Say what you want about the Vikings, but they sure did like killing people. That’s the main takeaway from the opening few episodes of this eighth-century-set saga, which stars Australian actor Travis Fimmel (remember him from The WB’s Tarzan?) as farmer-cum-pillager Ragnar Lothbrok, Katheryn Winnick as his warrior wife Lagertha, and Gabriel Byrne as local Viking chief Earl Haraldson. It’s the dismissive leader’s refusal to believe that there are any lands worth raiding to the west of their Nordic homeland — or, for that matter, that there are any lands at all — that irks Lothbrok to no end. In the second episode, our hero defies Haraldson by setting off on an unauthorized raid and discovers not only that England is indeed a thing but also that it is home to at least one riches-filled monastery. Cue: dead monks.

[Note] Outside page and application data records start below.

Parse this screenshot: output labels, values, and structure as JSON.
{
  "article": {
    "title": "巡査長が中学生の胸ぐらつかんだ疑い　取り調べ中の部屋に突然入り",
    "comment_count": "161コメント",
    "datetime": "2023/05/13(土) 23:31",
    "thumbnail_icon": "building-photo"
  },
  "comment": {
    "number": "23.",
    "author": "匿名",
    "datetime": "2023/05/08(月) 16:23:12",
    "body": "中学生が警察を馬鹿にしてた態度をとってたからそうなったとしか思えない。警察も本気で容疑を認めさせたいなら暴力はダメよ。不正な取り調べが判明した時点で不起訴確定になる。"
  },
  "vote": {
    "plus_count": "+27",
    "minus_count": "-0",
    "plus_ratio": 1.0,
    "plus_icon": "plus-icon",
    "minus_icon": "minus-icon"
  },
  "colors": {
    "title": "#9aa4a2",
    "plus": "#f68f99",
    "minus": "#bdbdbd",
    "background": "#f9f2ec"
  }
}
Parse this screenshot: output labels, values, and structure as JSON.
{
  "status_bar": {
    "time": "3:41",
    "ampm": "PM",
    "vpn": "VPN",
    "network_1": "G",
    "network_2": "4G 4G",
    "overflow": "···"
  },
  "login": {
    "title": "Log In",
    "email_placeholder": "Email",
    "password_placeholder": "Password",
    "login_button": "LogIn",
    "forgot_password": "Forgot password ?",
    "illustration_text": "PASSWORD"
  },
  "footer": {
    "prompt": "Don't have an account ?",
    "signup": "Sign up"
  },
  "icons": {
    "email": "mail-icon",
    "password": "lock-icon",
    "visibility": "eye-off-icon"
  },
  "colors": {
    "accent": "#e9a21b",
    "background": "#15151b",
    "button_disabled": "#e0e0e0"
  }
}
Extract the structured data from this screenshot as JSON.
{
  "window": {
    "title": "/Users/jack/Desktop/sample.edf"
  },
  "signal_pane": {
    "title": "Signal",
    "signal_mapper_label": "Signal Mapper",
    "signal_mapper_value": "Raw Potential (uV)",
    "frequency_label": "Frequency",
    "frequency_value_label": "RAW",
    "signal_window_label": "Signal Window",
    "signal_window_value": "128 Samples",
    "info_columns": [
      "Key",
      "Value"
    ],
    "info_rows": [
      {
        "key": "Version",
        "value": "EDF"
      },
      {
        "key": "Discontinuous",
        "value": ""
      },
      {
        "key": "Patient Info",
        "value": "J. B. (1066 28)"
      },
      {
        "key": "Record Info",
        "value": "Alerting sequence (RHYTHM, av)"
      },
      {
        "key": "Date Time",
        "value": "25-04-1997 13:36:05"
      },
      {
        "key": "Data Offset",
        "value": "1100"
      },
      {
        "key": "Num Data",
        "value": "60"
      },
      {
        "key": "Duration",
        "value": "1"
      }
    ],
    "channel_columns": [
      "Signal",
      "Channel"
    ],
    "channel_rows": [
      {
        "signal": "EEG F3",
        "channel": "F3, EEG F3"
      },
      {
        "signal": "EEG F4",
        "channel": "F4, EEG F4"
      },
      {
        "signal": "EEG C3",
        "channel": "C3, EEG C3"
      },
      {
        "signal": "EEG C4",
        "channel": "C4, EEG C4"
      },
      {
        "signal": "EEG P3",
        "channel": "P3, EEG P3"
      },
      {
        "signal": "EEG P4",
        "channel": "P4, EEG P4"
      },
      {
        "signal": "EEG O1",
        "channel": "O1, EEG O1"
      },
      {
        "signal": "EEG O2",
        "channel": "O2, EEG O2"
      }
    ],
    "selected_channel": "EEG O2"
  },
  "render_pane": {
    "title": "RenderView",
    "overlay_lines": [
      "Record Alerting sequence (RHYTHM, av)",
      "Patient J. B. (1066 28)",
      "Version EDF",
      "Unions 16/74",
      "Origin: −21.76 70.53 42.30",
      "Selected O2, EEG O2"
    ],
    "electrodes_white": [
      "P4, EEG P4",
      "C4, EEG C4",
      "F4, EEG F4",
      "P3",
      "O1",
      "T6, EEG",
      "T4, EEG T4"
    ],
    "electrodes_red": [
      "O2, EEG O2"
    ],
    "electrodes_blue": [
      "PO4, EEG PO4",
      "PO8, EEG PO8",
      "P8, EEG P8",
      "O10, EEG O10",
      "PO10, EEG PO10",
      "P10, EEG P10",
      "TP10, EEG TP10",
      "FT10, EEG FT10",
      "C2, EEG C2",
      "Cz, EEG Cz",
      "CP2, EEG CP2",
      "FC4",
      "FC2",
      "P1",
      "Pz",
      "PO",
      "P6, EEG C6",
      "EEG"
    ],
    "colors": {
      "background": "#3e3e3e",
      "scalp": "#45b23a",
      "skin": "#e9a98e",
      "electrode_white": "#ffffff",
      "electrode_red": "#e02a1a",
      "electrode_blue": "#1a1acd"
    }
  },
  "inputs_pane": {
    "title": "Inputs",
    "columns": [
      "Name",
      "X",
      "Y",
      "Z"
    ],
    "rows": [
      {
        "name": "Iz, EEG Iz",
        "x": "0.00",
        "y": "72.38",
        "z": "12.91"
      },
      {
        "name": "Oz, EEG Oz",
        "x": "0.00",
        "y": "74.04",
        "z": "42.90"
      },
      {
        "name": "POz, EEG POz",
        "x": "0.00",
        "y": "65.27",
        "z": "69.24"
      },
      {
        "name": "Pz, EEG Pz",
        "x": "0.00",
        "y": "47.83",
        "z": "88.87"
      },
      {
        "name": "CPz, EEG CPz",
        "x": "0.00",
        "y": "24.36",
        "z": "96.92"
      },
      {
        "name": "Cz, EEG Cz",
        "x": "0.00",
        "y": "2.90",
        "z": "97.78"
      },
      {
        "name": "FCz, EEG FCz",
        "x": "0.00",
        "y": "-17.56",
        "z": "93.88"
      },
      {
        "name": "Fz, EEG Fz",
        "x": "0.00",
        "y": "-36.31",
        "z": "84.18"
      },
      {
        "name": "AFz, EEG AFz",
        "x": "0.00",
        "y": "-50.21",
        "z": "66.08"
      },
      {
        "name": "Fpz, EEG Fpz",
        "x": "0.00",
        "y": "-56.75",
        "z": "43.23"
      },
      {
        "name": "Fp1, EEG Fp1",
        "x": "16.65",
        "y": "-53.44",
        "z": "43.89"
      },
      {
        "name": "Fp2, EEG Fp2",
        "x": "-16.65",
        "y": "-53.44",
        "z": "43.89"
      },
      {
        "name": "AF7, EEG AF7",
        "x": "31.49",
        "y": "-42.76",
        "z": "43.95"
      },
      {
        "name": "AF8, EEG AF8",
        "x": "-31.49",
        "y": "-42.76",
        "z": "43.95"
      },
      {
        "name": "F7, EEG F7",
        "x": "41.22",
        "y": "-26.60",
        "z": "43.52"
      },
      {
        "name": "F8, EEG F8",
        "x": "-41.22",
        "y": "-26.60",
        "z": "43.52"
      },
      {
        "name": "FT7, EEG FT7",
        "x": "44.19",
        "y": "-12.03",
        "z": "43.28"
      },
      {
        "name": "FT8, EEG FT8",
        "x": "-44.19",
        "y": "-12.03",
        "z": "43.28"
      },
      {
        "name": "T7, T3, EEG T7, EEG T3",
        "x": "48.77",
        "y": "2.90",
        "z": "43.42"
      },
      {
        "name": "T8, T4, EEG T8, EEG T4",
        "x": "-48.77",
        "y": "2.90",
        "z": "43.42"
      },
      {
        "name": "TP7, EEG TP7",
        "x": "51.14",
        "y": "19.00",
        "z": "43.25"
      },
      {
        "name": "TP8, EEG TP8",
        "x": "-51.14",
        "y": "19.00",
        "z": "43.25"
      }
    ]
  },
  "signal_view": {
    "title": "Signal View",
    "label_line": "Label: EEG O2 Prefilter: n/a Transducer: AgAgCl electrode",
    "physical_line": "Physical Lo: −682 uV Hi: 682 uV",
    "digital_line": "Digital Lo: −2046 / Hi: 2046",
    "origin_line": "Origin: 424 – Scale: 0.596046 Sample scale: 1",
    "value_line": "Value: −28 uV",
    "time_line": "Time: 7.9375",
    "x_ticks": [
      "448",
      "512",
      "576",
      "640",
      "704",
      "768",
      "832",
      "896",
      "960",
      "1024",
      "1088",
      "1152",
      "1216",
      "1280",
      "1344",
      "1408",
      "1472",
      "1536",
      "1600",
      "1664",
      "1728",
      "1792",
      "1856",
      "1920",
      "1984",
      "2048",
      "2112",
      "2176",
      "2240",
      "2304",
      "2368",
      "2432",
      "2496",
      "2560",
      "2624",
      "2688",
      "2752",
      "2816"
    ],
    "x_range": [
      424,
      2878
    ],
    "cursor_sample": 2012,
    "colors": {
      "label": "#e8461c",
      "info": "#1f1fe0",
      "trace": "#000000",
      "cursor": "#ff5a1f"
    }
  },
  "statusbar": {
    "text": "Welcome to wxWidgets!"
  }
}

Vikings was created by Michael Hirst, who previously brought us Showtime’s The Tudors, and this is clearly designed to occupy the ground between that historical drama and Game of Thrones. What those two shows have, and Vikings dearly lacks, is real intrigue. For the most part, the characters here display little interest in metaphorically stabbing an adversary in the back when they can actually stab him in the front. Yes, Fimmel makes a nicely kinetic lead, and Byrne could entertain by reading the phone book — or merely casting his lizard-eyed stare upon it. But much like the condition of that monastery after Lothbrok and his buddies have finished ransacking it, Vikings is kind of a mess. B-
Game of Thrones
HBO's epic fantasy drama based on George R.R. Martin's novel series 'A Song of Ice and Fire.'